## [WHAT TO DO]
Scan the entries and copy each line where the word "icon" is present.

## [EXCERPTED RECORDS]
---

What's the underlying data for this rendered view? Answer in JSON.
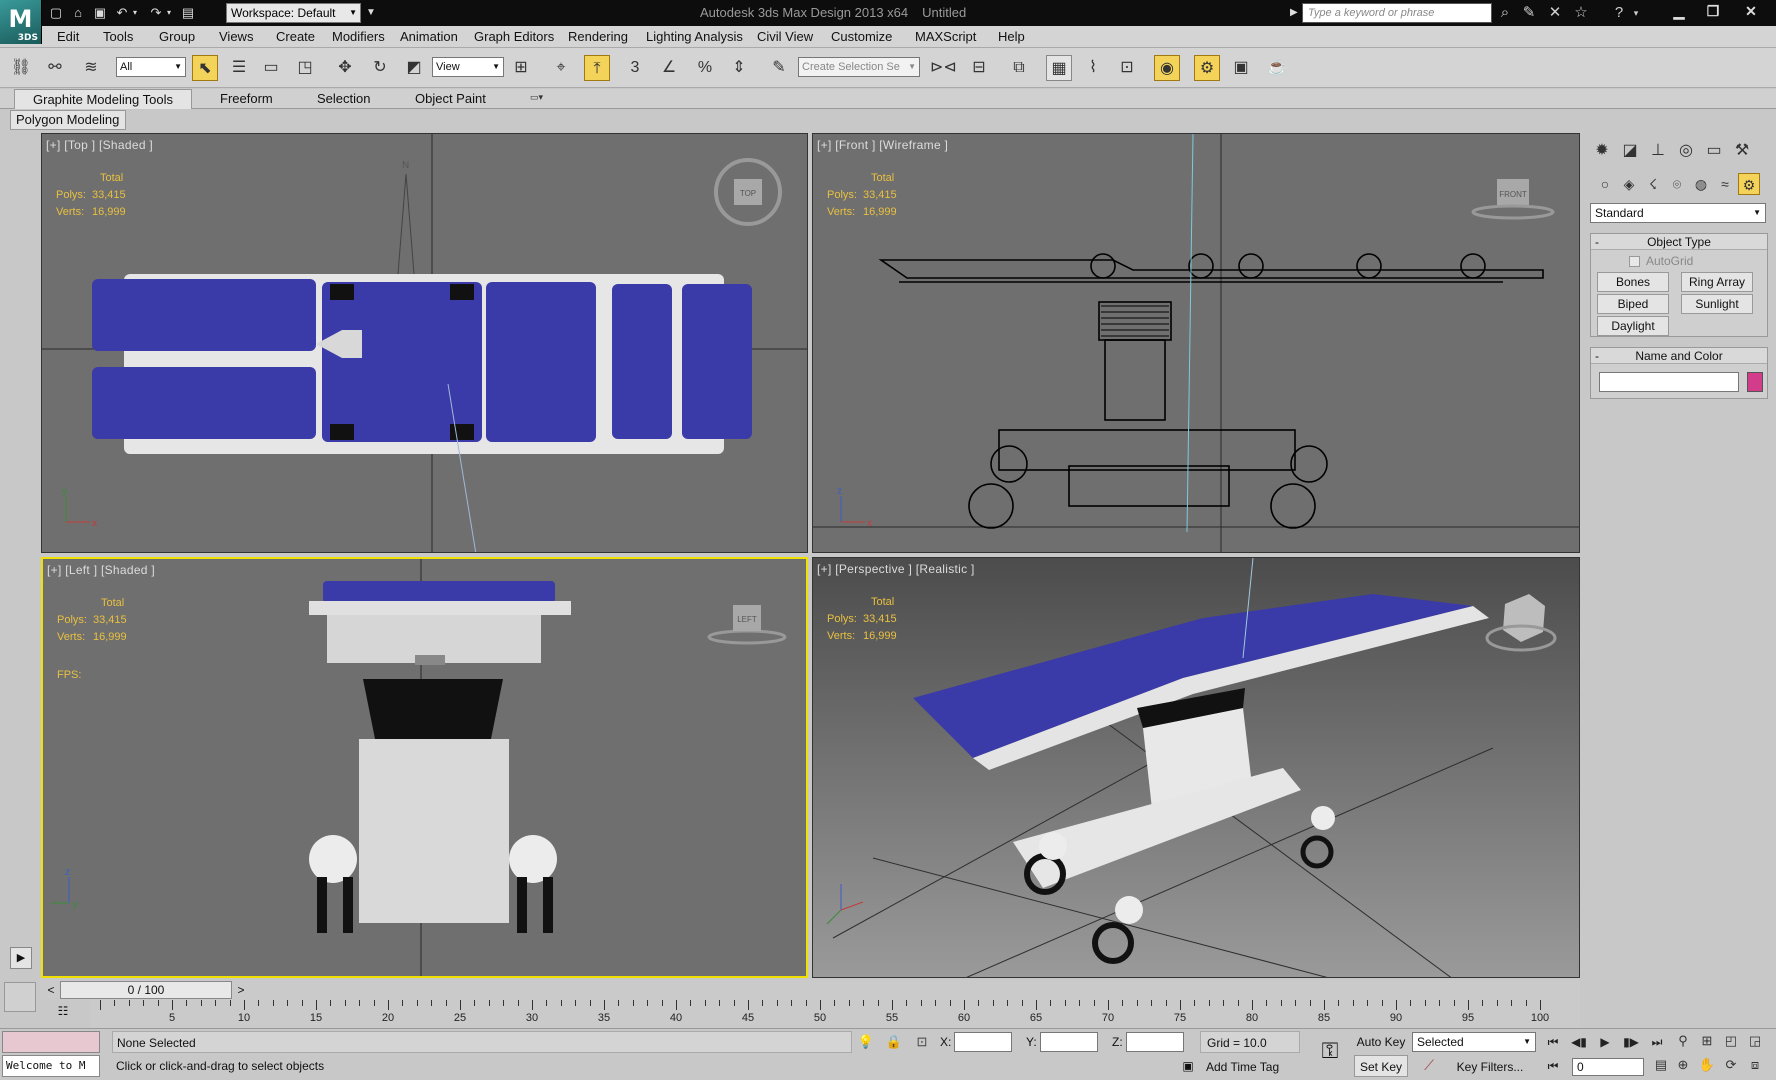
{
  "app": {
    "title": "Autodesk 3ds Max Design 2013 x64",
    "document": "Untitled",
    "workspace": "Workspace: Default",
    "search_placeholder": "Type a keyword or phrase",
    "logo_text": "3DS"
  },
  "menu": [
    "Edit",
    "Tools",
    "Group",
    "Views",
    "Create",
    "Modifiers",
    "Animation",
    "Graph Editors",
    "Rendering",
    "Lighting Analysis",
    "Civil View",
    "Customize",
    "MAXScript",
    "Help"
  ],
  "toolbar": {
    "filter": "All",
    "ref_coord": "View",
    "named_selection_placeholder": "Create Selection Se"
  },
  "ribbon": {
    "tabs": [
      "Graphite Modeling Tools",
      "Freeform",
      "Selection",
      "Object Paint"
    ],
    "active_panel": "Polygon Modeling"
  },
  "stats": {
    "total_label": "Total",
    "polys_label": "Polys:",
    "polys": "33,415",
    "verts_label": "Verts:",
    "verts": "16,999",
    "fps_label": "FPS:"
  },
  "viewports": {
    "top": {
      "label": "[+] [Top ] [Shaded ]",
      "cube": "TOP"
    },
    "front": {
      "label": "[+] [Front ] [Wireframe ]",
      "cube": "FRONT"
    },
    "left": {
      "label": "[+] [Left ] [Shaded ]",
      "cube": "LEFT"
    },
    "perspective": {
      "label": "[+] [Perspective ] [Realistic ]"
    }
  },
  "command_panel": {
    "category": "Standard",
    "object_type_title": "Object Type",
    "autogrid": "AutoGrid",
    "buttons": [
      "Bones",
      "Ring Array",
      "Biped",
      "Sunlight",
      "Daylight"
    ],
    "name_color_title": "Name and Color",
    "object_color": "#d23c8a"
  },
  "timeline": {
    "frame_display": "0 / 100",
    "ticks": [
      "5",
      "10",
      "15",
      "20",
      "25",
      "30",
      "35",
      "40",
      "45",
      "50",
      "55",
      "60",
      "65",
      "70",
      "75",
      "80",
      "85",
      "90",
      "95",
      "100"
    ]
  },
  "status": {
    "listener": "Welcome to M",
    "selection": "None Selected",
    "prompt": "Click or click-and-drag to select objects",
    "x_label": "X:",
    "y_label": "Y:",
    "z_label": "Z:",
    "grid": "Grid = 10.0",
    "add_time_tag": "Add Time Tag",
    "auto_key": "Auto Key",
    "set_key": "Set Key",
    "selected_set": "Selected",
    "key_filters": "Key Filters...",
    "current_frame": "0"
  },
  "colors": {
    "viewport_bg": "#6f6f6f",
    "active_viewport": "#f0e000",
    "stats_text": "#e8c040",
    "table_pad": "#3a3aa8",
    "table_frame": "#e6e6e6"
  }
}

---

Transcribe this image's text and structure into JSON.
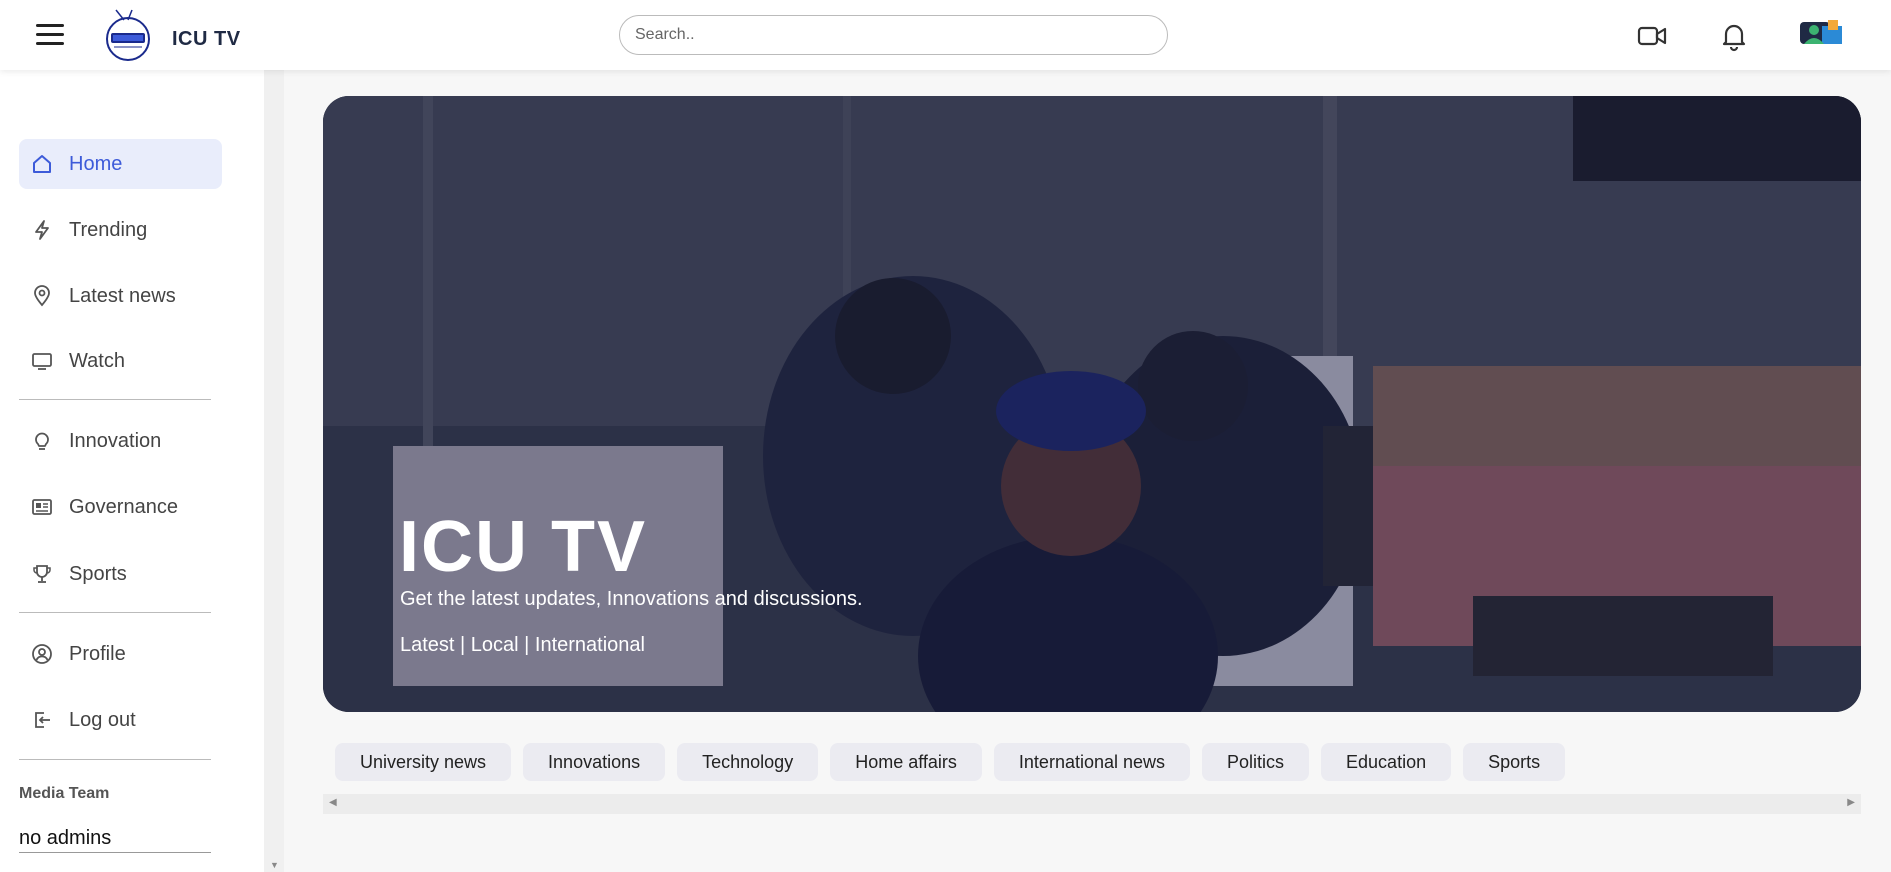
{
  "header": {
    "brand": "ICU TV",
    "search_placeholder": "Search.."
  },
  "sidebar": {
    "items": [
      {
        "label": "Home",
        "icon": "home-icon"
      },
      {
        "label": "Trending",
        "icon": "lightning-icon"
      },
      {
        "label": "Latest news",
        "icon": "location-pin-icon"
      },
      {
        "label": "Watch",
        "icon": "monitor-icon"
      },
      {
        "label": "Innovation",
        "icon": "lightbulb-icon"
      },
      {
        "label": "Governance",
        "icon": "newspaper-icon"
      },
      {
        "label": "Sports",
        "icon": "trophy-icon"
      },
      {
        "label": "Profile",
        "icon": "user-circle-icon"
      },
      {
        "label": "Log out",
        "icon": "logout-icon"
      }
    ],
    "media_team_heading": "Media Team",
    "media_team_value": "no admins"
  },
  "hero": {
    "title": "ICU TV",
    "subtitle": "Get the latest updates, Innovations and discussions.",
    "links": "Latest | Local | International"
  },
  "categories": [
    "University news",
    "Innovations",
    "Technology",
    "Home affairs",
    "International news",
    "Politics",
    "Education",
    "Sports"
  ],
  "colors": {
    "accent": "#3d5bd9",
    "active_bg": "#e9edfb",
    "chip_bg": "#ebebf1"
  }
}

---

## [PROBLEM SOLUTION]
        "icon": "home-icon"
        "icon": "lightning-icon"
        "icon": "location-pin-icon"
        "icon": "monitor-icon"
        "icon": "lightbulb-icon"
        "icon": "newspaper-icon"
        "icon": "trophy-icon"
        "icon": "user-circle-icon"
        "icon": "logout-icon"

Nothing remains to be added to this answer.